== Task inputs ==

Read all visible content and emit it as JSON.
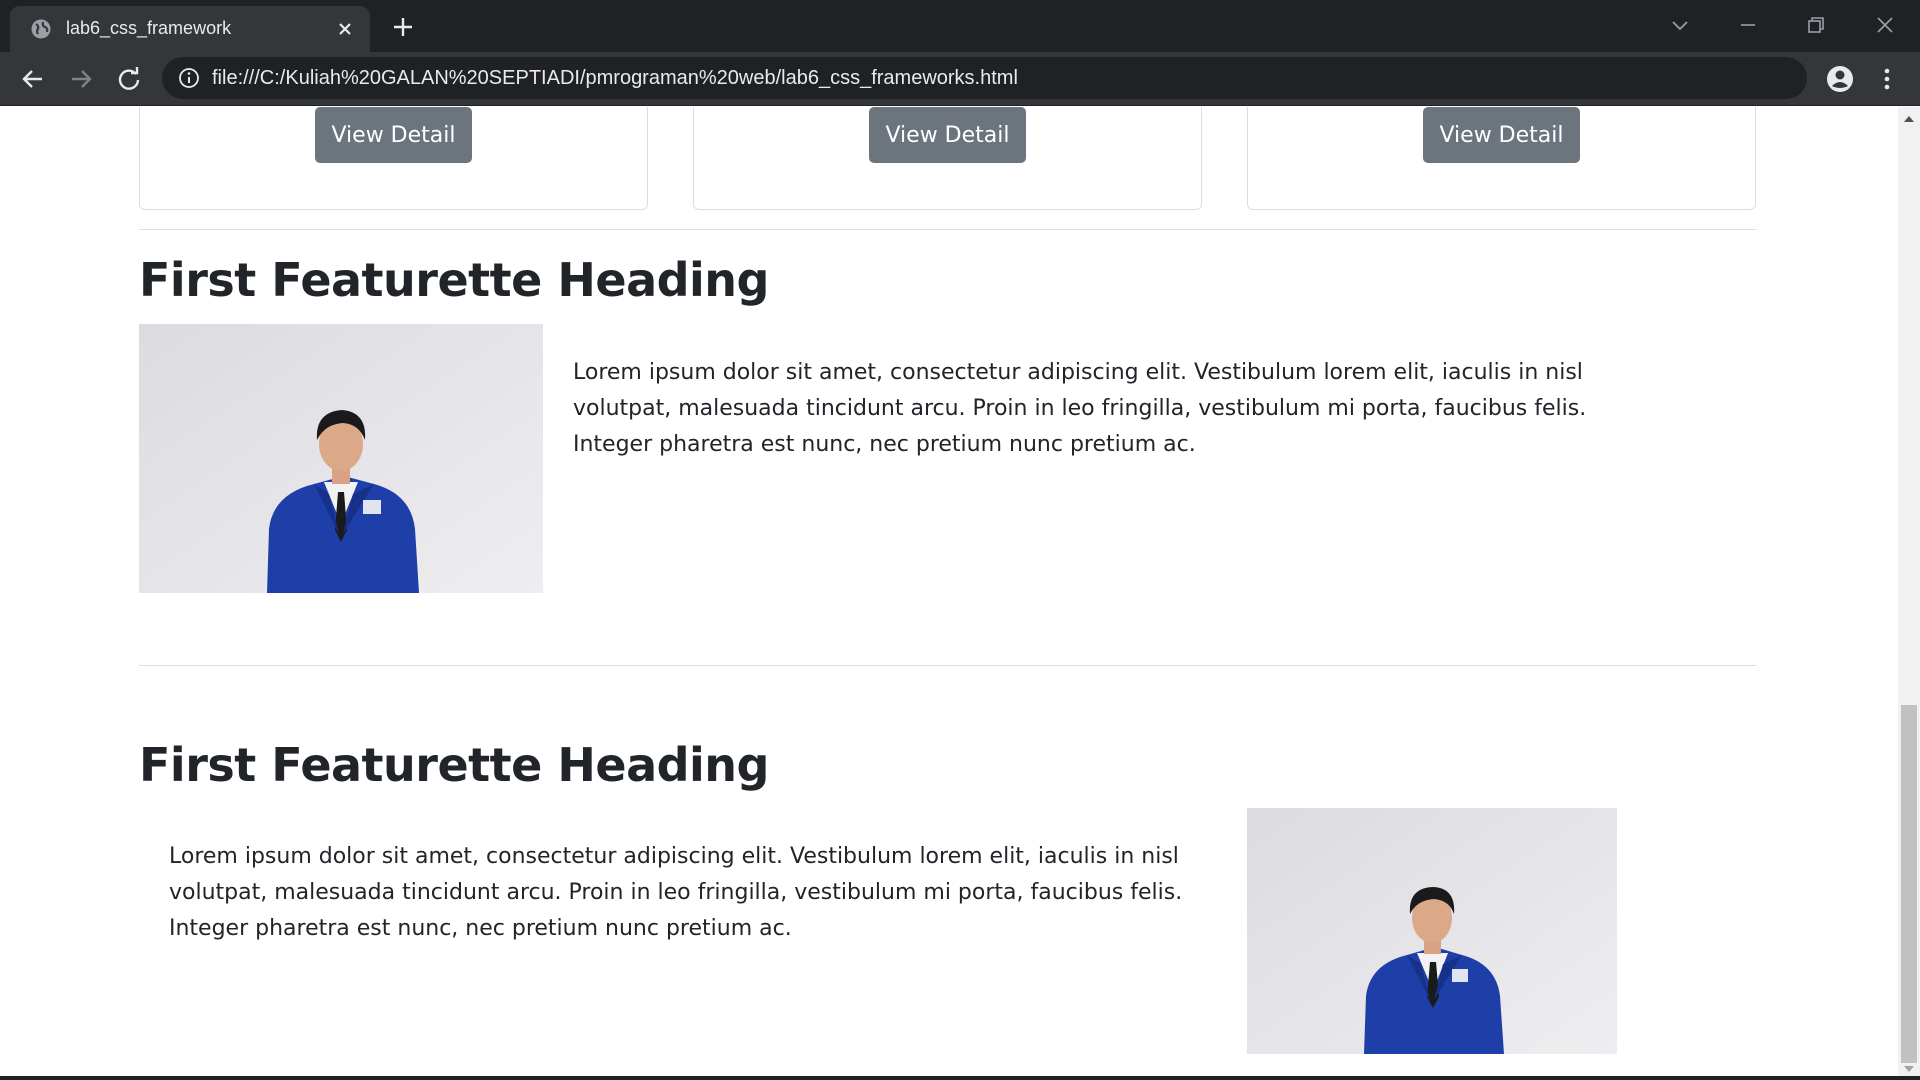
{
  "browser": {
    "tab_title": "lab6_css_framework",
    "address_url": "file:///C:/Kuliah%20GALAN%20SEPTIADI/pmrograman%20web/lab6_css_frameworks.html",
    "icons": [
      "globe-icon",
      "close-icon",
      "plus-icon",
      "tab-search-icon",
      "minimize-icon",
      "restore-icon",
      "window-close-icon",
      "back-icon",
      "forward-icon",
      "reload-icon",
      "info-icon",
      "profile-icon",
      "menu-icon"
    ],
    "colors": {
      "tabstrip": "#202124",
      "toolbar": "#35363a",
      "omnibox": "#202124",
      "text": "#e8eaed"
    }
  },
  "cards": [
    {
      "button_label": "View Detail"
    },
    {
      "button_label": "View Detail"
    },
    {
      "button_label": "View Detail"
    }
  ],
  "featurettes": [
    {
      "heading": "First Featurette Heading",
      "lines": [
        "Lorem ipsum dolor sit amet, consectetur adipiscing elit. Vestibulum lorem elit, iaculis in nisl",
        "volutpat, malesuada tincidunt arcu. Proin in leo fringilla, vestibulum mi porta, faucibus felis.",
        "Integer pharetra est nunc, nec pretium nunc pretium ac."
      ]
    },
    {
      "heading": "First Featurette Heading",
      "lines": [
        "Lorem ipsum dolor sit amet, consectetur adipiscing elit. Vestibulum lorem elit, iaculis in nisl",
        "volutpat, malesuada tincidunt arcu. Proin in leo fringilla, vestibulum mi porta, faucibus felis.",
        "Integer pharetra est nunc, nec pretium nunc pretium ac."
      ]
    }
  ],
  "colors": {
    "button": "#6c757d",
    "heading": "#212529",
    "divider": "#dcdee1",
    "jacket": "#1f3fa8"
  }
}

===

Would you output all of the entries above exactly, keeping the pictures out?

Read all visible content and emit it as JSON.
{
  "browser": {
    "tab_title": "lab6_css_framework",
    "address_url": "file:///C:/Kuliah%20GALAN%20SEPTIADI/pmrograman%20web/lab6_css_frameworks.html",
    "icons": [
      "globe-icon",
      "close-icon",
      "plus-icon",
      "tab-search-icon",
      "minimize-icon",
      "restore-icon",
      "window-close-icon",
      "back-icon",
      "forward-icon",
      "reload-icon",
      "info-icon",
      "profile-icon",
      "menu-icon"
    ],
    "colors": {
      "tabstrip": "#202124",
      "toolbar": "#35363a",
      "omnibox": "#202124",
      "text": "#e8eaed"
    }
  },
  "cards": [
    {
      "button_label": "View Detail"
    },
    {
      "button_label": "View Detail"
    },
    {
      "button_label": "View Detail"
    }
  ],
  "featurettes": [
    {
      "heading": "First Featurette Heading",
      "lines": [
        "Lorem ipsum dolor sit amet, consectetur adipiscing elit. Vestibulum lorem elit, iaculis in nisl",
        "volutpat, malesuada tincidunt arcu. Proin in leo fringilla, vestibulum mi porta, faucibus felis.",
        "Integer pharetra est nunc, nec pretium nunc pretium ac."
      ]
    },
    {
      "heading": "First Featurette Heading",
      "lines": [
        "Lorem ipsum dolor sit amet, consectetur adipiscing elit. Vestibulum lorem elit, iaculis in nisl",
        "volutpat, malesuada tincidunt arcu. Proin in leo fringilla, vestibulum mi porta, faucibus felis.",
        "Integer pharetra est nunc, nec pretium nunc pretium ac."
      ]
    }
  ],
  "colors": {
    "button": "#6c757d",
    "heading": "#212529",
    "divider": "#dcdee1",
    "jacket": "#1f3fa8"
  }
}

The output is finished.